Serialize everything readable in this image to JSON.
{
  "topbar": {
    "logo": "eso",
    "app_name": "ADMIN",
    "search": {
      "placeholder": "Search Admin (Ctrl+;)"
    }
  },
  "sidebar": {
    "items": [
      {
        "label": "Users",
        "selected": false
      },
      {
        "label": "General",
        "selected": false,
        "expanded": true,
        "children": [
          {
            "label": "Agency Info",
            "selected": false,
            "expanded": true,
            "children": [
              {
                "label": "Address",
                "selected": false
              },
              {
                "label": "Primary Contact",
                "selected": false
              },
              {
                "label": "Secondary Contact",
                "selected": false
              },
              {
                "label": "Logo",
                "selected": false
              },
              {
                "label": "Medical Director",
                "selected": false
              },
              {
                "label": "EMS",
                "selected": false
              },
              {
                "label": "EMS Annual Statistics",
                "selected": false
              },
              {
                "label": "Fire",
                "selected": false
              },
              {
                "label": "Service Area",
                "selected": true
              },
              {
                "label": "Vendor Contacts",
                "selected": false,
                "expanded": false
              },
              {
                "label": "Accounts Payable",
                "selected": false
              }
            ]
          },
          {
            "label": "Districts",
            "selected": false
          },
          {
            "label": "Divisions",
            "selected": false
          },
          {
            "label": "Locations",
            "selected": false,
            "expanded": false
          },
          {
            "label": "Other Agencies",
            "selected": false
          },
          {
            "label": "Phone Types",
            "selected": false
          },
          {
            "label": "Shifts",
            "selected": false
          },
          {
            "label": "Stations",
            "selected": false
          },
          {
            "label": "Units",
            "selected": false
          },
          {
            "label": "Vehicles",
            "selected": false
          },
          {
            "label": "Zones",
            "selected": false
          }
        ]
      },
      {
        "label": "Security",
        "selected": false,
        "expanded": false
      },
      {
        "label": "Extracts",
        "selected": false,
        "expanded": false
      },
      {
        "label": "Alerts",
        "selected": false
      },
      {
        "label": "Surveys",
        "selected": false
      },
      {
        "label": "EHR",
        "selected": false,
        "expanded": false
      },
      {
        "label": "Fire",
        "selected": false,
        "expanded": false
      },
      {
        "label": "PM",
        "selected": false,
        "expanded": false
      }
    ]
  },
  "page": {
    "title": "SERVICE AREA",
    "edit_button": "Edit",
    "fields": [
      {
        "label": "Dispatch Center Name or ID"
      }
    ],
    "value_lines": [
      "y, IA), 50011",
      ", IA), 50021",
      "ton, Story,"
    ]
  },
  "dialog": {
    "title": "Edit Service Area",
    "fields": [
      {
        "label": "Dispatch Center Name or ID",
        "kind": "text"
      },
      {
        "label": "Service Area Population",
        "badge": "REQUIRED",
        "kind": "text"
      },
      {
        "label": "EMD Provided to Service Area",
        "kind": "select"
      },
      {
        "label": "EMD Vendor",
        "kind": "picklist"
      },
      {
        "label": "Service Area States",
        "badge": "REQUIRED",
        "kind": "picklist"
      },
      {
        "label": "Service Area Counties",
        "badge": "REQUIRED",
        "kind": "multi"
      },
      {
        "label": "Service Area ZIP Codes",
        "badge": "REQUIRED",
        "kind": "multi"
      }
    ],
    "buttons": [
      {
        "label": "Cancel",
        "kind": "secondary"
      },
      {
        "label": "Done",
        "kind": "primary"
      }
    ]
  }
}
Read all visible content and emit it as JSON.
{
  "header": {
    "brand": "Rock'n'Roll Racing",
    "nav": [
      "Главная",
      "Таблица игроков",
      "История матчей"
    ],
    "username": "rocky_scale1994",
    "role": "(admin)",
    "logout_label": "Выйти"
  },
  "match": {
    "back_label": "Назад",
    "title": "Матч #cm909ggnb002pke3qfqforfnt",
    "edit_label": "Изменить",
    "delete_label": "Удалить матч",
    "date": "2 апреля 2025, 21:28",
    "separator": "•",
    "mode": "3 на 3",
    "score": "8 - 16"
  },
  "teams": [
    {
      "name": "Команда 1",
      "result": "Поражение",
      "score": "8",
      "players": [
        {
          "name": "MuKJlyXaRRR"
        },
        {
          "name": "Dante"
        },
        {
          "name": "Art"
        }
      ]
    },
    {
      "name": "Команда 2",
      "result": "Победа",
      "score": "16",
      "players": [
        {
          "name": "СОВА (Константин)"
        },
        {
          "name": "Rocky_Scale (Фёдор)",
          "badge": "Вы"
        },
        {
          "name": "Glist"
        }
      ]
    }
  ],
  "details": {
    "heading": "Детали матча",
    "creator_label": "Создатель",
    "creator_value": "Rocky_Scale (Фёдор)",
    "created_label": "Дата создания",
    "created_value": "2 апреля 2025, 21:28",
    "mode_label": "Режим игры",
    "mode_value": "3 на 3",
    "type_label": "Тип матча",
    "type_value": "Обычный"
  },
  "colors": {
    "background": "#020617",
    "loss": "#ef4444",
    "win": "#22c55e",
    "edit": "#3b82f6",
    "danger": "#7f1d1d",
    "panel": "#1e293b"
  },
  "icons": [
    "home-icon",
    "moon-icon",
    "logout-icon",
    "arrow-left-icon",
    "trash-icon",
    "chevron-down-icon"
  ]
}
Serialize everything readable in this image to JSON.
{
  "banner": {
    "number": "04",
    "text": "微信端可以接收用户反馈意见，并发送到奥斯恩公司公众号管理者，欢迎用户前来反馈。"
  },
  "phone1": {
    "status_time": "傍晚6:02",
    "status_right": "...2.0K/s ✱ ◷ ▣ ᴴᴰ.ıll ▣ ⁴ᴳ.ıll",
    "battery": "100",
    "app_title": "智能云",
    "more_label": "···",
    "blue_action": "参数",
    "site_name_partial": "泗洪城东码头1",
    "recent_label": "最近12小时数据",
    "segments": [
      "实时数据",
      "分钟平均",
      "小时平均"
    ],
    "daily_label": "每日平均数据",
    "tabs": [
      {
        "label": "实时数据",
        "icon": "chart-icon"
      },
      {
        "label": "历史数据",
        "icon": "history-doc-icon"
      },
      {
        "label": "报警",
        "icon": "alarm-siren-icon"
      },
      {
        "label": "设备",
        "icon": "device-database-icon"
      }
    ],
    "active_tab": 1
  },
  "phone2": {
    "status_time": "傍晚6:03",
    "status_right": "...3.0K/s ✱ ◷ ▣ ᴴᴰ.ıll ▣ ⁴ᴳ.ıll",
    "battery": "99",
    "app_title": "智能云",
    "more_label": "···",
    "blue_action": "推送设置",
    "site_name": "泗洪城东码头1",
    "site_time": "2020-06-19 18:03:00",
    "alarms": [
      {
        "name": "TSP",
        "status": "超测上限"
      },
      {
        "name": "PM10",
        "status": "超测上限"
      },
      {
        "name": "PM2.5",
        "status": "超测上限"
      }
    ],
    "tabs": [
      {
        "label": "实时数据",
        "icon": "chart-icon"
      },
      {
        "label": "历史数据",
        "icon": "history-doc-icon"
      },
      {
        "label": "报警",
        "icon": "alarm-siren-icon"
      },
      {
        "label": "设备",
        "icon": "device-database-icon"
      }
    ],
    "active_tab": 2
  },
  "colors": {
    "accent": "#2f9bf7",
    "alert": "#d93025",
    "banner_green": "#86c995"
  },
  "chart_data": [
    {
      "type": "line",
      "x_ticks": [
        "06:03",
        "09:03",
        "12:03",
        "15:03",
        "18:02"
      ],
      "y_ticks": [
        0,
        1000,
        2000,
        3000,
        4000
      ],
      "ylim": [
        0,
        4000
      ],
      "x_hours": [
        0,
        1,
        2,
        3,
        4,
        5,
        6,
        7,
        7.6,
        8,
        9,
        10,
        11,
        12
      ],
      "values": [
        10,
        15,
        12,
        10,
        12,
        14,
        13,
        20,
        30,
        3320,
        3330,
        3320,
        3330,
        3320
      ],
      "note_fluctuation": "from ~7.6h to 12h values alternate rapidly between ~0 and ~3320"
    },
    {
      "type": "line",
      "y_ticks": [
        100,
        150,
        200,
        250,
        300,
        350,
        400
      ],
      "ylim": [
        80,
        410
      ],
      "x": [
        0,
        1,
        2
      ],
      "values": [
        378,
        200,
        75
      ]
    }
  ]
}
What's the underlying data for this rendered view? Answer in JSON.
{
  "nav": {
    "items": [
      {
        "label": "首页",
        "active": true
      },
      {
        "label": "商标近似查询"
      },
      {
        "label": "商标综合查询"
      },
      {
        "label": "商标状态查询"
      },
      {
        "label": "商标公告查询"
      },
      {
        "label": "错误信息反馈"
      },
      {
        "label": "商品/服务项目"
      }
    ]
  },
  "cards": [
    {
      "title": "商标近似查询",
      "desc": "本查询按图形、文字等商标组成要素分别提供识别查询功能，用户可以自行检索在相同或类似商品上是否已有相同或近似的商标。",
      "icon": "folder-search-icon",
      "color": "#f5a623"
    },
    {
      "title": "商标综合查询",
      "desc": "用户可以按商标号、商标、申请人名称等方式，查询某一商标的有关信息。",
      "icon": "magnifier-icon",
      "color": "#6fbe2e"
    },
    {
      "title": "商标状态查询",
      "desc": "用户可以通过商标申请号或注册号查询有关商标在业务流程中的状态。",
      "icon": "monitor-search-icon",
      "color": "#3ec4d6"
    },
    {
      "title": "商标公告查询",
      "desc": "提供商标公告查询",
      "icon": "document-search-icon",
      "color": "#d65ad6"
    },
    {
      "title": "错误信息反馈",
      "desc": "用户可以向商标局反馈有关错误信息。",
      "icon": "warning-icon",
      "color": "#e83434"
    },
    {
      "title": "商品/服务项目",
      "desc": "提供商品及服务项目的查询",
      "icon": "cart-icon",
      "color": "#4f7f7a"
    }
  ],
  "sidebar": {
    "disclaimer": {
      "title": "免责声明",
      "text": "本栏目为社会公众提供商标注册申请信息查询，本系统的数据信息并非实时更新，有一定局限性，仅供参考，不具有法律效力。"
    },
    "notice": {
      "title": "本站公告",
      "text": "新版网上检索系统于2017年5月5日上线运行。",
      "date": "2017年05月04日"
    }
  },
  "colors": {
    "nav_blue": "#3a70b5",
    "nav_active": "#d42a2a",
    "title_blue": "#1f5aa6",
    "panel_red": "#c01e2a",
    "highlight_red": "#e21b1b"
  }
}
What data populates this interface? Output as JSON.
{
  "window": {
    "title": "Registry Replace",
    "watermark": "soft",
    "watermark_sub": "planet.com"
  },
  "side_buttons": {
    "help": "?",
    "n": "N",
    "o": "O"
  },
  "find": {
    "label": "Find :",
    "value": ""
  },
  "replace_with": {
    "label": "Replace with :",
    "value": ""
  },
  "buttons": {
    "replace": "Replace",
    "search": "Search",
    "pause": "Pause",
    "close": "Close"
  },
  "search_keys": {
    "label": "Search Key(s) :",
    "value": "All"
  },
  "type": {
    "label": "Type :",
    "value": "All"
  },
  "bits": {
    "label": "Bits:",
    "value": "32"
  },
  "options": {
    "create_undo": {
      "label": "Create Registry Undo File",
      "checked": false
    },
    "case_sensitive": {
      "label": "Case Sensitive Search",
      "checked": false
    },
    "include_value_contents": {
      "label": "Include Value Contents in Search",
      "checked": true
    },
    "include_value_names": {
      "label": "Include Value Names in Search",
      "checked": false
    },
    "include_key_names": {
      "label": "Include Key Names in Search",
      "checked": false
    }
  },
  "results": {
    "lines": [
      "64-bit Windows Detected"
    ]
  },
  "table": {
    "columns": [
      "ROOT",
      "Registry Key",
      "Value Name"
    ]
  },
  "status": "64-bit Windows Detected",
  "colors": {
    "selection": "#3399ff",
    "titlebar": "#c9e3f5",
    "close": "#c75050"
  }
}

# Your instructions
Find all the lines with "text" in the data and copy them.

# Problem solution
        "kind": "text"
        "kind": "text"
    "text": "微信端可以接收用户反馈意见，并发送到奥斯恩公司公众号管理者，欢迎用户前来反馈。"
      "text": "本栏目为社会公众提供商标注册申请信息查询，本系统的数据信息并非实时更新，有一定局限性，仅供参考，不具有法律效力。"
      "text": "新版网上检索系统于2017年5月5日上线运行。",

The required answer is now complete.